Become a Surrogate in Ohio
Surrogacy in Ohio
Although it is a swing state when it comes to national politics, the state of Ohio holds one of the more consistent stances on surrogacy laws in the U.S.A. as is the case with many other states, there's no set of concrete laws regarding surrogacy in Ohio. In a case in 2007, however, the state’s Supreme Court determined that a gestational surrogacy arrangement’s reassignment of parentage to the parents was lawful and did not recognize the carrier as the mother when she attempted to claim it.
Favorable Law with Legal Agreements
Although there are no legal frameworks in place for surrogacy arrangements, the state’s recognition of past cases suggest favorable outcomes for surrogacy in Ohio.
The 2001 Decker v. Decker case laid the groundwork for same-sex couples to receive legal recognition in surrogacy agreements as long as they are written.
Benefits for Surrogates in Ohio
There are so many benefits to being a surrogate, both emotionally and financially.
- Gain an incredible sense of self-fulfillment from giving the greatest gift humanly possible to another family
- High compensation with a customized benefits package
- Build a life-long relationship with forever-grateful intended parents
- Work with a personal program coordination team and licensed social worker
- Opportunity to work with local Intended Parents if you so desire
- Chance to work with local fertility clinics (and travel less)
See If You Qualify
- Has delivered a child of their own, and is currently parenting at least one child.
- Has had uncomplicated pregnancies and deliveries, as documented by medical records.
- Is between 21-41 years of age.
- Typically have a Body Mass Index (BMI) of no higher than 33. Calculate My BMI.
- Is a citizen, legal resident or legal immigrant of the United States. If a surrogate is a legal resident or legal immigrant of the United States, the surrogate must be able to provide documentation that is valid for at least 2 years.
- Does not participate in the following government aid programs: cash assistance, welfare, public housing and section 8. All other forms of government assistance will be considered on a case-by-case basis.
- Has a valid driver’s license.
- Has the support of her family. If married or partnered, the surrogate must have her partner’s support. Also, the surrogate and her partner/primary support person must agree to participate in a social work screening.

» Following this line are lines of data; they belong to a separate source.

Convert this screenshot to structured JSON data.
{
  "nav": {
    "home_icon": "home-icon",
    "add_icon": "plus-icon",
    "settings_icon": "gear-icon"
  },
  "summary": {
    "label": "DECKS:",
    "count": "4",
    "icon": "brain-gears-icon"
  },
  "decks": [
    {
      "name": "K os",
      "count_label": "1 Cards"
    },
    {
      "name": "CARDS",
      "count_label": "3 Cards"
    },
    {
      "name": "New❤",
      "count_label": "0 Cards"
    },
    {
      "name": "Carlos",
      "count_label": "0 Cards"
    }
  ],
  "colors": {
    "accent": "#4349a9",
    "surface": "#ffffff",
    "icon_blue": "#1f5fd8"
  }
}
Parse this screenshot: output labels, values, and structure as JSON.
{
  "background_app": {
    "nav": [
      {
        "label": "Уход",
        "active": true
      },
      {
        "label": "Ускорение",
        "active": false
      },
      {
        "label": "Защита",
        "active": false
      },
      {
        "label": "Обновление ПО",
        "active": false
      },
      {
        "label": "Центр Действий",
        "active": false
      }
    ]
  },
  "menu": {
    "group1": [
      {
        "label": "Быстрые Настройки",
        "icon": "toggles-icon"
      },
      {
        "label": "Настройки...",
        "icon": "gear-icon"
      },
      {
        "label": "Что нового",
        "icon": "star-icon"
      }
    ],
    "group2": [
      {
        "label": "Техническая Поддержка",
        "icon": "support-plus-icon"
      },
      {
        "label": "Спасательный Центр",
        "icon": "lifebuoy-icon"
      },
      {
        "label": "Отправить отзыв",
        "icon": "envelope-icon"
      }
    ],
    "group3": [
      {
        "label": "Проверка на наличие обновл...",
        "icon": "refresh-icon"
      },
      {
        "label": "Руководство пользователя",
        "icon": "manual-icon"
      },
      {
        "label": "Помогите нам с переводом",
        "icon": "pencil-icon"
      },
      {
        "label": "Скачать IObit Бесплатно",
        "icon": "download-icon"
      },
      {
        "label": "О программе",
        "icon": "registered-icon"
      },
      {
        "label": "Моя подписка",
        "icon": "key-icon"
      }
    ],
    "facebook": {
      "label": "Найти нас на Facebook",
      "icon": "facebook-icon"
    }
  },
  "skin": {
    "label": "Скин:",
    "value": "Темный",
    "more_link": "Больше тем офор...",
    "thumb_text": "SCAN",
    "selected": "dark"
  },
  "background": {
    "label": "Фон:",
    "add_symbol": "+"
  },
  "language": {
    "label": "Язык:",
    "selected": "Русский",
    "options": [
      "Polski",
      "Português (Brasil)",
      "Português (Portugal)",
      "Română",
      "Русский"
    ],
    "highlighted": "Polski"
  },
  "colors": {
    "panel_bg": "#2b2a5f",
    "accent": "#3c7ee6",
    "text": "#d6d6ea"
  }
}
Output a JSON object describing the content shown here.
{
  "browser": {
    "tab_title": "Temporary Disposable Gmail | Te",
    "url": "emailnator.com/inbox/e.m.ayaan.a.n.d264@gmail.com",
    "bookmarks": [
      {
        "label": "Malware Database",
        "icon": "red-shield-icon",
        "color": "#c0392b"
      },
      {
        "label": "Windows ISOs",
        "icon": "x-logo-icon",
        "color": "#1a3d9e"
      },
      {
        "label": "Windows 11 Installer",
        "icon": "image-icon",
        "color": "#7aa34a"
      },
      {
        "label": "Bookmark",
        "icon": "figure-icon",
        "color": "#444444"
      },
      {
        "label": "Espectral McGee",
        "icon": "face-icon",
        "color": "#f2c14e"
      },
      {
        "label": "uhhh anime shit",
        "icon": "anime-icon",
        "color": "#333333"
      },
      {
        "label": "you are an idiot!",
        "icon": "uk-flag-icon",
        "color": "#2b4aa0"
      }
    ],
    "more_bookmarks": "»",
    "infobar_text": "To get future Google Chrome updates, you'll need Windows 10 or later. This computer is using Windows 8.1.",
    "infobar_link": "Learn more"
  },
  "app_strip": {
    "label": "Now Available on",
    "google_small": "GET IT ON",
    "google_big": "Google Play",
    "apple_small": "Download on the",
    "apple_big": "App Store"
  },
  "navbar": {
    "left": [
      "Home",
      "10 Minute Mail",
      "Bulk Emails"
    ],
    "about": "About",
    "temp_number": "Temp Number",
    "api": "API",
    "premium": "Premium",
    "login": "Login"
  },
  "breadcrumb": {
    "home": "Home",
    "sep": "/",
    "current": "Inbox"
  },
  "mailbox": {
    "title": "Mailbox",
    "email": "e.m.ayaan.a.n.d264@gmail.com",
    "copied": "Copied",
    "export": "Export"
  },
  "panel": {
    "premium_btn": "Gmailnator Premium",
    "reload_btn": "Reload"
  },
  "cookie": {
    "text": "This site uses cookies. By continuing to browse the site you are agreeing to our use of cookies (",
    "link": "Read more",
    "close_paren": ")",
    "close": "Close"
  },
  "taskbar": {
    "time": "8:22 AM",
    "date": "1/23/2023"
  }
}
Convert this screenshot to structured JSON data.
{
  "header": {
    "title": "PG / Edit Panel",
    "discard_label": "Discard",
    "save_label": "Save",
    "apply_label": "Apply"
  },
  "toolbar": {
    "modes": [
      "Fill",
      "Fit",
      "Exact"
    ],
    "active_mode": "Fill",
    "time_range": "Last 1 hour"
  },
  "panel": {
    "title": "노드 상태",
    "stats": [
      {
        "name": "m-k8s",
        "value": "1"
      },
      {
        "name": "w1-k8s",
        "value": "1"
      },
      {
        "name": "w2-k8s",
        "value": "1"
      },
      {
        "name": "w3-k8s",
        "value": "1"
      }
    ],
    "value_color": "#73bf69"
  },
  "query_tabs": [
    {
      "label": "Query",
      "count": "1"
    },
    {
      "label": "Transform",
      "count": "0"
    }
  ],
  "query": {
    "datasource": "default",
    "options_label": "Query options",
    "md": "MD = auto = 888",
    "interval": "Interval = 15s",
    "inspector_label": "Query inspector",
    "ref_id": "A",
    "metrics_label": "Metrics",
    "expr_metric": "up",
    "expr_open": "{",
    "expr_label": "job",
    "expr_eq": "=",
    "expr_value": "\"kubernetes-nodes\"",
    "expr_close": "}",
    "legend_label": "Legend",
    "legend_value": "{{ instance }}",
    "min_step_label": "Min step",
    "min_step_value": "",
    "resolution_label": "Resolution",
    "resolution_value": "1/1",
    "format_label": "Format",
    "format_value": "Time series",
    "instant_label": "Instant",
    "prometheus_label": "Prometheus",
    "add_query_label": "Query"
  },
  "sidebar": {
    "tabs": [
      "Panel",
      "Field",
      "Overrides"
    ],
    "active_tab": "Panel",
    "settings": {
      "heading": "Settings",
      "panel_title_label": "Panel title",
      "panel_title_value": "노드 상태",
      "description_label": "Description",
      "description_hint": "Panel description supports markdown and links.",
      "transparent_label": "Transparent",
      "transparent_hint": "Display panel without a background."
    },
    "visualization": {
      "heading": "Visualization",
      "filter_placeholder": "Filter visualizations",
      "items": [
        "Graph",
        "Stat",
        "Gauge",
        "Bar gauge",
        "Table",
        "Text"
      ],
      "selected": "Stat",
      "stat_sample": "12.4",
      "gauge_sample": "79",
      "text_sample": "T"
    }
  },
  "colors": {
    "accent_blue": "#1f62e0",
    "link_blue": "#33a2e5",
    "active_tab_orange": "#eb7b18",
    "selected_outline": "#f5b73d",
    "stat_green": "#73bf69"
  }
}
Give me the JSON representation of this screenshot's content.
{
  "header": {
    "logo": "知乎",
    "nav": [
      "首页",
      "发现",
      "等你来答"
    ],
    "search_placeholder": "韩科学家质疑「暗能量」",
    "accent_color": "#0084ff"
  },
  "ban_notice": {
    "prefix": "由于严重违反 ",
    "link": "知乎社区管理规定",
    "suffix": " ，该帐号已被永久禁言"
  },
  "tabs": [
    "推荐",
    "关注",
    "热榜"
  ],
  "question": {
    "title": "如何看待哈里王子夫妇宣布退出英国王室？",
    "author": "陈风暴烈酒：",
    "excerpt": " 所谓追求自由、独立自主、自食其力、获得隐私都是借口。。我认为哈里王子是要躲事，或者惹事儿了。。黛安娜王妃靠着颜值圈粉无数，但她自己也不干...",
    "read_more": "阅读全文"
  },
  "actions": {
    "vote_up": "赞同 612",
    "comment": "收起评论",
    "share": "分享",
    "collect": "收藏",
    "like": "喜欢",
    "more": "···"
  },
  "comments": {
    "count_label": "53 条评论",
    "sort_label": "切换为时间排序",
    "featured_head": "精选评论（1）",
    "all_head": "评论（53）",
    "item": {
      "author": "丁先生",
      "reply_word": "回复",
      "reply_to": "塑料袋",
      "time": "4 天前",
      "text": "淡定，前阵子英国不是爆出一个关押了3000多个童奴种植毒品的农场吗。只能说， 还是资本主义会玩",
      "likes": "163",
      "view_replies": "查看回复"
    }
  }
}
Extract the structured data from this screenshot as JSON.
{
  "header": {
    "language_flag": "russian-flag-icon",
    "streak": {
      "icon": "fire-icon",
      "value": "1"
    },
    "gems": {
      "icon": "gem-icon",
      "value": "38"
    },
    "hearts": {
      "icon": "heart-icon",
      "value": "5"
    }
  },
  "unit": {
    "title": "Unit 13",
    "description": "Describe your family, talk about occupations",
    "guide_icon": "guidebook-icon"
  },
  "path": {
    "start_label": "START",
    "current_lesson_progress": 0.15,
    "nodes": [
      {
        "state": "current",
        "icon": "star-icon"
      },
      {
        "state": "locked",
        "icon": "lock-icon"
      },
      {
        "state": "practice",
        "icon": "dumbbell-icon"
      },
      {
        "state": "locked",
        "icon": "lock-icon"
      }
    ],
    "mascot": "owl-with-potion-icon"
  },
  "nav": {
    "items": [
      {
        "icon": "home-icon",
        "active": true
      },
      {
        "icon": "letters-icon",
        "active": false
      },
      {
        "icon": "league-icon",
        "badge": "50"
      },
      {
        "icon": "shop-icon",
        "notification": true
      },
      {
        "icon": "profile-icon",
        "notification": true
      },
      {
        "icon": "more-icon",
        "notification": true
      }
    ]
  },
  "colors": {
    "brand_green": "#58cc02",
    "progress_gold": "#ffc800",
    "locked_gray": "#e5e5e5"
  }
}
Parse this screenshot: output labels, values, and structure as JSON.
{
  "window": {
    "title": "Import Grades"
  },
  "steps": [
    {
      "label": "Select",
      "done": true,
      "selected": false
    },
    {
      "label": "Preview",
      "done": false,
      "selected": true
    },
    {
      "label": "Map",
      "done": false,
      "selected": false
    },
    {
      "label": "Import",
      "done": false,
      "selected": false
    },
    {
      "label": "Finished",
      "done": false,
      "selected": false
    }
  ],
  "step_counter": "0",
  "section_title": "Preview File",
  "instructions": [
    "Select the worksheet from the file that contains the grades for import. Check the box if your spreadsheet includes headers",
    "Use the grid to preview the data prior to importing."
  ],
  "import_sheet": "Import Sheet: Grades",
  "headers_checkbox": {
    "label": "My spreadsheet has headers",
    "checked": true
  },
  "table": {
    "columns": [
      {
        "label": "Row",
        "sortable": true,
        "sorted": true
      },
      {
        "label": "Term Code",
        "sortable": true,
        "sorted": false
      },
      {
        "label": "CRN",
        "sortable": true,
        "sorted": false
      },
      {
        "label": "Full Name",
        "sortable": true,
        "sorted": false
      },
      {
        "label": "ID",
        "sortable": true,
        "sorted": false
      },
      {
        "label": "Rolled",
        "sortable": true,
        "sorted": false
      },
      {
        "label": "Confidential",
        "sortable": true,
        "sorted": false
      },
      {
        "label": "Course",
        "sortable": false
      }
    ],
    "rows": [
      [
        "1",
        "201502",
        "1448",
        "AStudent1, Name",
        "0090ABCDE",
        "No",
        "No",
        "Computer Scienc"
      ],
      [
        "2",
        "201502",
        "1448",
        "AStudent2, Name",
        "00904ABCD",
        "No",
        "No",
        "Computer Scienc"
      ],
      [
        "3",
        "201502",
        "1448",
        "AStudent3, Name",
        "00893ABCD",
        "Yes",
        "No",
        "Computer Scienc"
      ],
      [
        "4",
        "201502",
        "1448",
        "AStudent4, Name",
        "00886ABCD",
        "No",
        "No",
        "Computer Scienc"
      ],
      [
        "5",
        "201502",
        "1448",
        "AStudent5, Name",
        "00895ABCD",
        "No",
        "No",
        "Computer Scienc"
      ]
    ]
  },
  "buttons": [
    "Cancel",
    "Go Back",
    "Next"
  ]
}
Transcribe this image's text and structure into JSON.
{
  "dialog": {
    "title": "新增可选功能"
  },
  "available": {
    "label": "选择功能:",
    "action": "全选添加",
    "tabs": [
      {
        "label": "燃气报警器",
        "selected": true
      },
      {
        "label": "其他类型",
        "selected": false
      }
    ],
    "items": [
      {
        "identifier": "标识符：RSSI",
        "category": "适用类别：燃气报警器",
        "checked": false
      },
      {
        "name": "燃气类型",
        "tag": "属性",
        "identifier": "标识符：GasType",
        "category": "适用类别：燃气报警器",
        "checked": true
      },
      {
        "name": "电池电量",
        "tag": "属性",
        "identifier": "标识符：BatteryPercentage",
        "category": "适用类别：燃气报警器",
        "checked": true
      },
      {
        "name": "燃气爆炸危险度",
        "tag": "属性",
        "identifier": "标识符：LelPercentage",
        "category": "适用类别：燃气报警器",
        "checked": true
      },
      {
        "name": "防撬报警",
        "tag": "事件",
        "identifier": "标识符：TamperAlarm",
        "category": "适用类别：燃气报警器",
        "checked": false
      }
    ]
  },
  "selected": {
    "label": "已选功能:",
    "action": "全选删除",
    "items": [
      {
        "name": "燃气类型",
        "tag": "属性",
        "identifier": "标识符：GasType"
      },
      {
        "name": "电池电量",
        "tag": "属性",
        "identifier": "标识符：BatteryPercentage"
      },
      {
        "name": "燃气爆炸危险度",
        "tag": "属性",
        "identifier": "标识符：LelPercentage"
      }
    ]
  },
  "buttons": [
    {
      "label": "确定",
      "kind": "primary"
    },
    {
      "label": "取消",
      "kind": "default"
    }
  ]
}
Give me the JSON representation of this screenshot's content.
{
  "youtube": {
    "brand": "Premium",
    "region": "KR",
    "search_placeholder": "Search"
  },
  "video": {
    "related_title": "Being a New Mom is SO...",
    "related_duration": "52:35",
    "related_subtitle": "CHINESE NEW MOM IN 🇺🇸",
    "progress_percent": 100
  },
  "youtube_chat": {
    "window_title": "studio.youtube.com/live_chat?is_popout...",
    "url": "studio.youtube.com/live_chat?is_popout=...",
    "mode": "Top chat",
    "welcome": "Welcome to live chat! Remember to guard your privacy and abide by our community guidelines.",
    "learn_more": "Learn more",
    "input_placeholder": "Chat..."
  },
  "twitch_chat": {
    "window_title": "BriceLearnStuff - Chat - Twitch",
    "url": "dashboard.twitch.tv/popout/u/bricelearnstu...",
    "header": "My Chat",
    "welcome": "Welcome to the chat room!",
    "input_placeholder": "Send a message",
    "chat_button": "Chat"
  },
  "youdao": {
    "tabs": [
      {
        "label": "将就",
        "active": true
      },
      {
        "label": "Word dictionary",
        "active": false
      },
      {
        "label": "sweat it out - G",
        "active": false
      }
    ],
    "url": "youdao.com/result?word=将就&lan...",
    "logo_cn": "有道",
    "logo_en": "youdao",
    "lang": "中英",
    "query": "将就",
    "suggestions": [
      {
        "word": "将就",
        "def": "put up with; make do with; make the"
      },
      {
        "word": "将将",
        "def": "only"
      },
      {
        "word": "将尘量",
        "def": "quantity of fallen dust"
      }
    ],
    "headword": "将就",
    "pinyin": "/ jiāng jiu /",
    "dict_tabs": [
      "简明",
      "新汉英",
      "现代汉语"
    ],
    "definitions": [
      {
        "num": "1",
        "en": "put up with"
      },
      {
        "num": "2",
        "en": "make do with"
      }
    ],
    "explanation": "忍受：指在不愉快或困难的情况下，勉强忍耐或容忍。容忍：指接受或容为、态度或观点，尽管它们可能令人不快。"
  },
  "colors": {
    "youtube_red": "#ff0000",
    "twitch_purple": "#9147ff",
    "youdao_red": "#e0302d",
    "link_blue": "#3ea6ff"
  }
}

- Is financially secure.
- Leads a stable, responsible lifestyle.
- Is willing to travel for IVF process. Please note, often these trips include overnight stays.
- Does not use illegal drugs, smoke cigarettes, or abuse alcohol.
Family and reproductive law is continually developing and changing. As such, there is no guarantee the information on this website is current or correct. Circle’s in-house legal team and referring attorneys provided the information listed, and it is not intended to be a substitute for an attorney’s legal counsel. In any individual case, you should always confer with an attorney who specializes in this area of law and is licensed to practice in the particular state at hand.